Sign up for our free newsletter

Free D.C. news, delivered to your inbox daily.

People had warned me that the Washington City Paper would do a sneering hatchet job on the protests against the meetings of the International Monetary Fund and the World Bank, so I was not surprised to read Kevin Diaz’s article (“Puppet Show,” 4/21). Indeed, when I talked to Diaz as he prepared the article it was obvious that he was interested in learning nothing about either the destructive policies of IMF and the World Bank, or the Mobilization for Global Justice, which organized the protests. Rather, he was obsessed with who the leaders were.

What’s striking to me is that the coverage in the metro section of the Washington Post was so much better. I can’t think of a more damning criticism of the coverage of an alleged community newspaper of a protest largely organized by people who live in the District: The corporate media did a better job of getting the story of the people who protested.

Readers of the Post learned that the protesters had a fierce commitment to egalitarianism, democracy, and participation. Readers of Time magazine learned that the Mobilization included Jobs with Justice and organized labor—Time referred to the IMF as “Dr. Death” for its policies in Tanzania. None of this appeared in the City Paper. Instead, the City Paper story focused on a few individuals—including people who had very little to do with the Mobilization.

The protesters’ criticisms of the IMF and the World Bank were endorsed by leaders of developing countries representing more than 80 percent of the world’s population. (This was reported in the Post.) Surely such historic demonstrations deserved fairer and more accurate coverage from a community newspaper.
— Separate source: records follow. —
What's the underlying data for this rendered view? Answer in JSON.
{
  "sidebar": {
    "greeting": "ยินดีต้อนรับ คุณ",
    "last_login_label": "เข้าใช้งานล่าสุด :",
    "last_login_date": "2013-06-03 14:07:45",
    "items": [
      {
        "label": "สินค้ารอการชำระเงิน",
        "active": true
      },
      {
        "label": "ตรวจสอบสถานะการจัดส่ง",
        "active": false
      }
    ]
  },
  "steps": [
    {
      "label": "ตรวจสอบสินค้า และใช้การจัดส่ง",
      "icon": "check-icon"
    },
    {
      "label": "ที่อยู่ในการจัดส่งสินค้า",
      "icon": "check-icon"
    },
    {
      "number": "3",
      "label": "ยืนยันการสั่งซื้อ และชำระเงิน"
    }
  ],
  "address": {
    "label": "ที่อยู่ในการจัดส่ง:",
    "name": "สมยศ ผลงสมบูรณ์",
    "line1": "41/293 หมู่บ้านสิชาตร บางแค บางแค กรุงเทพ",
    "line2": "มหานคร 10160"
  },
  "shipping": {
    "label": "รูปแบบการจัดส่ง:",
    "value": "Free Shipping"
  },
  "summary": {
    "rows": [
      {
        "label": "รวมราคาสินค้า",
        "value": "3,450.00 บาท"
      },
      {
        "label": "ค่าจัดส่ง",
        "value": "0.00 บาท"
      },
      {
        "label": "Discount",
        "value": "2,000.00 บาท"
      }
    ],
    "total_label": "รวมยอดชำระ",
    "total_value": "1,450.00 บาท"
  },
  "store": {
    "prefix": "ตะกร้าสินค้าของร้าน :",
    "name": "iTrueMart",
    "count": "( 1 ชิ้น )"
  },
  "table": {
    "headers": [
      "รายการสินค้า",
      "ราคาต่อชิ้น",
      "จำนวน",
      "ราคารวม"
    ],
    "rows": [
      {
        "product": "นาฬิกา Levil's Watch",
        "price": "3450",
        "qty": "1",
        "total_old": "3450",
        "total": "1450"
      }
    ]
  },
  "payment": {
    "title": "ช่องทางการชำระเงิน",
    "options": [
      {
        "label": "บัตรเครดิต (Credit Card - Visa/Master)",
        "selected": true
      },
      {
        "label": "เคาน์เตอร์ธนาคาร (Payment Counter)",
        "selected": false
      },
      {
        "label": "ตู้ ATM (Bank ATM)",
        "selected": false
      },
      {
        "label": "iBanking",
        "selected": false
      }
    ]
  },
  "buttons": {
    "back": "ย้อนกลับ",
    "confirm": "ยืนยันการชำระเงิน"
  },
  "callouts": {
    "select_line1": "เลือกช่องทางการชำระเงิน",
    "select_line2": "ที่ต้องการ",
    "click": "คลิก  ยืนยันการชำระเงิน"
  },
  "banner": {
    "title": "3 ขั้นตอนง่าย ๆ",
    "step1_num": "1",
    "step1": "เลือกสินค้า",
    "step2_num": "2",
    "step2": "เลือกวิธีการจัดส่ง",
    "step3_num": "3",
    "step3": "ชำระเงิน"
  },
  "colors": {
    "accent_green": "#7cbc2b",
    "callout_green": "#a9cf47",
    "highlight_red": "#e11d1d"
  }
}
Your letters page advertises: “A Story a Reporter Can’t Tell: A story like yours.” Apparently this story—of people traveling across the country; sleeping on floors; braving pepper spray, arrest, and beatings to denounce the institutions that block the democratic national economic development of Third World countries—was just such a story. So my suggestion would be: Why don’t you solicit accounts from people who joined these protests? I’m sure your readers would find it more interesting than the shallow account they’ve seen so far.

Adams Morgan